• **Instructions for the task**
In the data, find the word "mention" and copy out every line that has it.

• **Data about app and page elements**

· · · · ·

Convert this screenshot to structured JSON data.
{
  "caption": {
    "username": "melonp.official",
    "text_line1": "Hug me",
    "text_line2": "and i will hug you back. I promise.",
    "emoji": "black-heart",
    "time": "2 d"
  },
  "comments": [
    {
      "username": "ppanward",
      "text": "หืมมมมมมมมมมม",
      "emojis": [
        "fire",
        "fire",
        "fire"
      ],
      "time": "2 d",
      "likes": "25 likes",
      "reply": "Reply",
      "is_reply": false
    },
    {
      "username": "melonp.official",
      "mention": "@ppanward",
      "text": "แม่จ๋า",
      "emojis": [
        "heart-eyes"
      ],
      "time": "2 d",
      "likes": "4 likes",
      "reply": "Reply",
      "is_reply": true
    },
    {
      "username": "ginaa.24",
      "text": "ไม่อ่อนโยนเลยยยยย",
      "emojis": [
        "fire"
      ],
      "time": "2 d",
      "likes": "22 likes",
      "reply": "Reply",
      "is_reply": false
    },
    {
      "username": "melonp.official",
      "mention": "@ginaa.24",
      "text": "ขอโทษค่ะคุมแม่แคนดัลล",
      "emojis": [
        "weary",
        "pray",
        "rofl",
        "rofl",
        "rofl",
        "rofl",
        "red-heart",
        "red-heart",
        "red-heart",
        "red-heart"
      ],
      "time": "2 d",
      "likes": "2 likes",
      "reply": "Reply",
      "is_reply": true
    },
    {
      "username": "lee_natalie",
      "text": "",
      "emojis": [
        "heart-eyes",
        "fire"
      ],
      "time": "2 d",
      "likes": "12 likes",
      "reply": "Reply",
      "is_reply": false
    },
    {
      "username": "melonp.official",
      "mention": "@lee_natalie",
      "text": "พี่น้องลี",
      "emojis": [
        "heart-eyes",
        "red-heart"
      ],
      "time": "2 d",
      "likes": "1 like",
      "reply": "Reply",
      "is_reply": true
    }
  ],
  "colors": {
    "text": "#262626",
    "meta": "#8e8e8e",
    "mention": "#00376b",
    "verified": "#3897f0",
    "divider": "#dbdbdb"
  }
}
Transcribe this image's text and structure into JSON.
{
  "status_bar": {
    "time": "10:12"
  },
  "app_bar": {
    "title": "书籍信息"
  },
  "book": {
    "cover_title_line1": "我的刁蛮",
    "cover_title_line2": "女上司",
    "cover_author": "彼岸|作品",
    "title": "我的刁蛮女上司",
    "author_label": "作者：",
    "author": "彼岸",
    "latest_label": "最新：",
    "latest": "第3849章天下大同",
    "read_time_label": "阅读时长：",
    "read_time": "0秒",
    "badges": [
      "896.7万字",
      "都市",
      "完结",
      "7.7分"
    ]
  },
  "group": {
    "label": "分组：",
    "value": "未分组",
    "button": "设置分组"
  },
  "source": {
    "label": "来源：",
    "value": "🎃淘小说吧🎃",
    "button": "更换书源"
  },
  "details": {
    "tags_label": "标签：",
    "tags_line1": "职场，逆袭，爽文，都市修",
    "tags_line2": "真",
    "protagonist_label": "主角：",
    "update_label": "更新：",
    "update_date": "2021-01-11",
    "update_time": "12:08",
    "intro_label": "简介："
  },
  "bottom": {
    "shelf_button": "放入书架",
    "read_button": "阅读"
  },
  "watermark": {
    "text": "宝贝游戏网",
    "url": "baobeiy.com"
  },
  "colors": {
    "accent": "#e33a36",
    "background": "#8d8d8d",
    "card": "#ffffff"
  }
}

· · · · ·

• **Solution**
      "mention": "@ppanward",
      "mention": "@ginaa.24",
      "mention": "@lee_natalie",
    "mention": "#00376b",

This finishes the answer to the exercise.